KILLER KLOWNS FROM OUTER SPACE
Review by Michael Jacobson
Cramer, Suzanne Snyder, John Allen Nelson, Royal Dano, John Vernon
Director: Stephen Chiodo
Audio: Dolby Surround
Video: Anamorphic Widescreen 1.85:1
Features: See Review
Length: 86 Minutes
Release Date: August 28, 2001
“Why are they here?
Where did they come from?…Why clowns??”
Film ***1/2 (on the cheese scale)
Low budget horror movies are my secret weakness, and my
love for Killer Klowns From Outer Space is probably proof positive that I
need serious help.
When I was working at my first job at a local dollar
theatre, Klowns actually made its debut there, bypassing all the full
price houses and going straight for the bargain showings.
In between seatings, I would sneak into the auditorium and sneak peeks at
what had to be one of the most gleefully absurd movies I had, or would ever,
It plays like a typical late 50’s sci-fi film.
Teenage couple explores strange falling star.
Old man gets to it first, and becomes the first victim of the alien
terror. Teenagers try to make the
authorities believe them. Eventually,
the police come around, but of course, not until after much damage has already
The touches that make this picture unique?
Well, the spacecraft resembles a gigantic circus tent, for one.
And, of course, the aliens are Killer Klowns.
Using an array of typical clown tricks as their dastardly weaponry, they
are going on a hunt through a quiet little town, killing people left and right
and preserving their bodies in giant cotton candy cocoons.
The fact that the Klowns use balloon animals, popcorn
shooters, and even shadow puppets as weapons of death is perhaps the film’s
most ingenious and twisted offering. The
special effects and art design are actually quite good for such a low budget
film. And the Klowns have to be one
of cheesy science fiction’s greatest creations:
big, ugly, and grotesque, with wide grinning mouths, sharp teeth, and
I’ve come to learn over the years that a lot of kids
apparently have hang-ups about clowns. Their
bizarre costumes and obtuse make-up can be quite startling to young minds, I
suppose. As it turns out, director
Stephen Chiodo came up with the image of a clown as being the scariest vision he
could think of amongst things you could encounter on a dark road at night.
And that’s how movie history is sometimes born.
The acting is mediocre, to be sure, but good performances
would actually be unwarranted. In
fact, they’d probably go a long way to breaking the terrifically fun spell
this film casts. The script is
mostly an excuse to give the Klowns bigger and better and funnier ways of
dispatching hapless victims (two instant classics:
the pizza delivery and the “knock my block off” sequences).
It’s no wonder this film has earned a cult following over the years.
It deserves one more than most.
So sit back, relax, and watch maniacal Klowns do their
worst for an hour and a half. It’s
good, sick fun, and it might have you thinking twice about that next trip to the
Klown fans, rejoice…MGM has done a magnificent job with
this anamorphic widescreen transfer. This

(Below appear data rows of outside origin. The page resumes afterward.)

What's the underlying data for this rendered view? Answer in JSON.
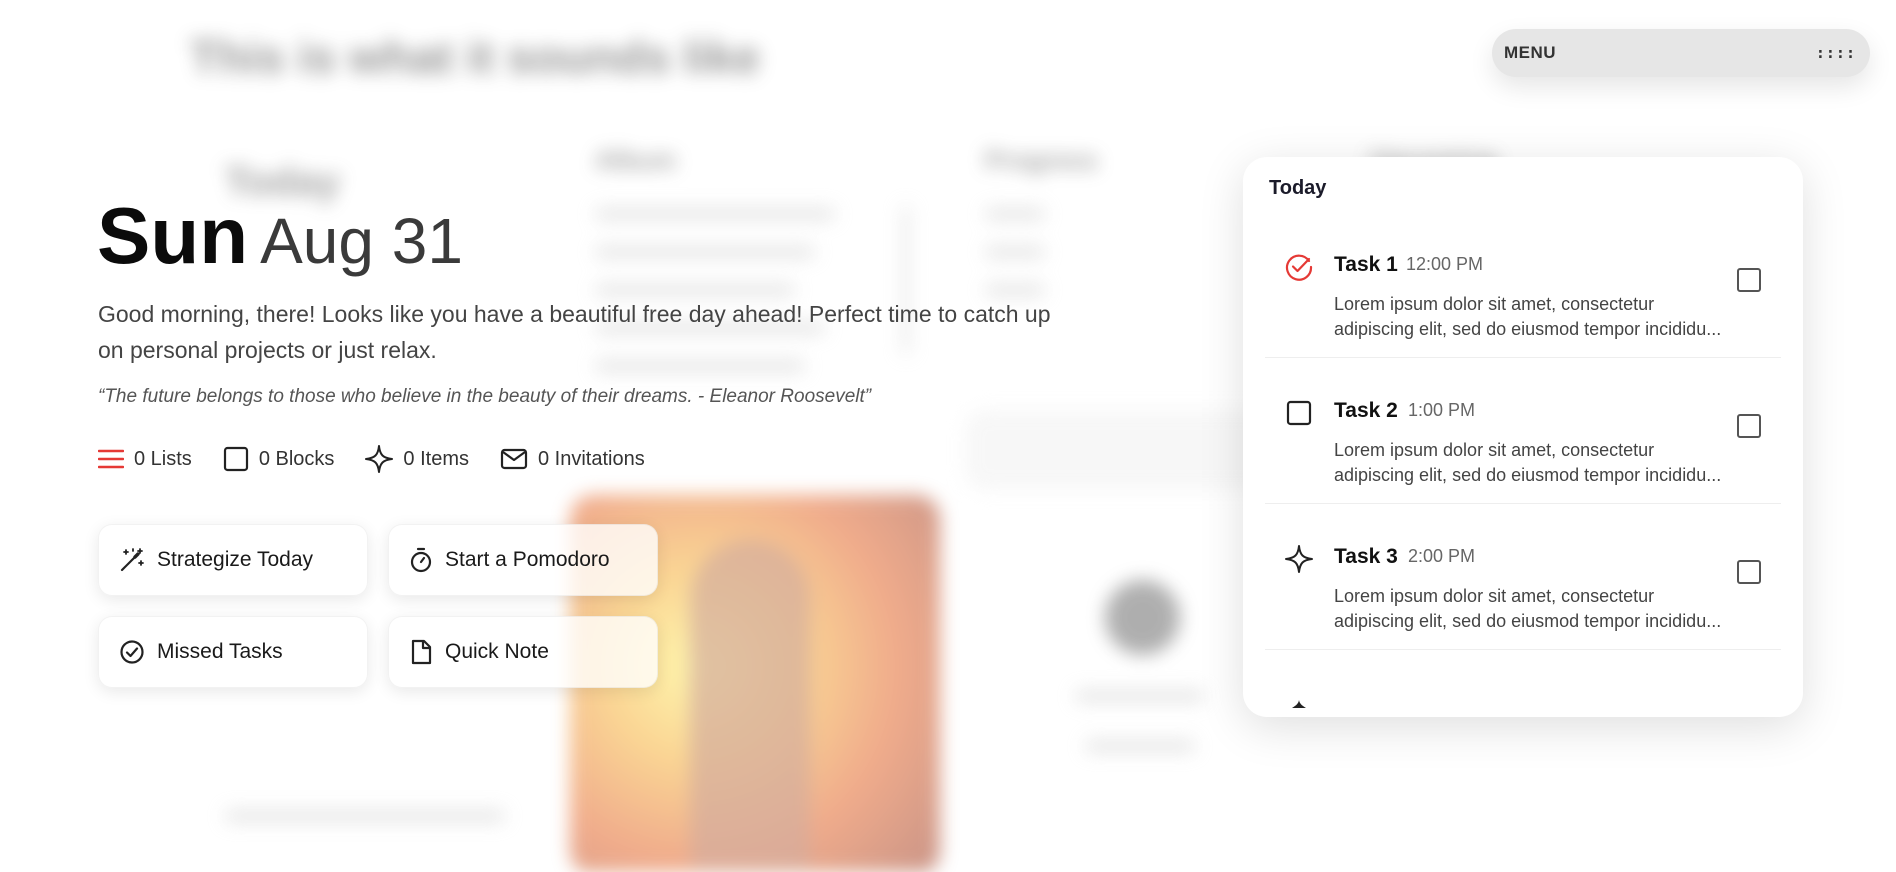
{
  "menu": {
    "label": "MENU",
    "dots": "::::"
  },
  "header": {
    "day": "Sun",
    "date": "Aug 31"
  },
  "greeting": "Good morning, there! Looks like you have a beautiful free day ahead! Perfect time to catch up on personal projects or just relax.",
  "quote": "“The future belongs to those who believe in the beauty of their dreams. - Eleanor Roosevelt”",
  "stats": [
    {
      "icon": "list-icon",
      "label": "0 Lists",
      "color": "#e53935"
    },
    {
      "icon": "square-icon",
      "label": "0 Blocks",
      "color": "#222222"
    },
    {
      "icon": "sparkle-icon",
      "label": "0 Items",
      "color": "#222222"
    },
    {
      "icon": "mail-icon",
      "label": "0 Invitations",
      "color": "#222222"
    }
  ],
  "actions": [
    {
      "icon": "magic-wand-icon",
      "label": "Strategize Today"
    },
    {
      "icon": "timer-icon",
      "label": "Start a Pomodoro"
    },
    {
      "icon": "check-circle-icon",
      "label": "Missed Tasks"
    },
    {
      "icon": "note-icon",
      "label": "Quick Note"
    }
  ],
  "today": {
    "title": "Today",
    "tasks": [
      {
        "icon": "check-circle-icon",
        "icon_color": "#e53935",
        "name": "Task 1",
        "time": "12:00 PM",
        "description": "Lorem ipsum dolor sit amet, consectetur adipiscing elit, sed do eiusmod tempor incididu..."
      },
      {
        "icon": "square-icon",
        "icon_color": "#222222",
        "name": "Task 2",
        "time": "1:00 PM",
        "description": "Lorem ipsum dolor sit amet, consectetur adipiscing elit, sed do eiusmod tempor incididu..."
      },
      {
        "icon": "sparkle-icon",
        "icon_color": "#222222",
        "name": "Task 3",
        "time": "2:00 PM",
        "description": "Lorem ipsum dolor sit amet, consectetur adipiscing elit, sed do eiusmod tempor incididu..."
      }
    ]
  }
}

is a very colorful movie, and those colors are a joy to behold on DVD.
The entire range of the spectrum is here, and every color is rendered
beautifully and brightly, with excellent containment.
Images are sharp and clear throughout, with excellent levels of detail.
One or two of the very darkest scenes show a slight bit of softness and
less definition; these are fleeting and not distracting.
Most dark scenes come across just as well as the lighter ones, with deep
blacks and no annoying grain to break up the composition.
A decidedly terrific effort!
For a simple 2 channel surround mix, this movie offers more
signal to the rear stage than most. There
are effects, reverberations, and bits of music that play at a near-continuous
level from behind, with good solid panning from front to back and from side to
side. The score gets some touches
of distortion here and there…it’s terrific music, but sounds like it was all
composed on some inexpensive department store keyboard (which actually adds to
the charm). Still, it’s a very
good mix…fans will be quite happy.
There are five, count ‘em, five featurettes included on
this DVD. One is an interview with
the Chiodo Brothers on the making of the film, one on the score composition, one
on the visual effects, one behind the scenes footage compilation, and one on the
brothers’ earliest films. There
are also some outtakes, two deleted scenes with optional commentary, a photo
gallery, a storyboard gallery, and an original trailer.
There is also a full length running commentary by the Chiodo Brothers as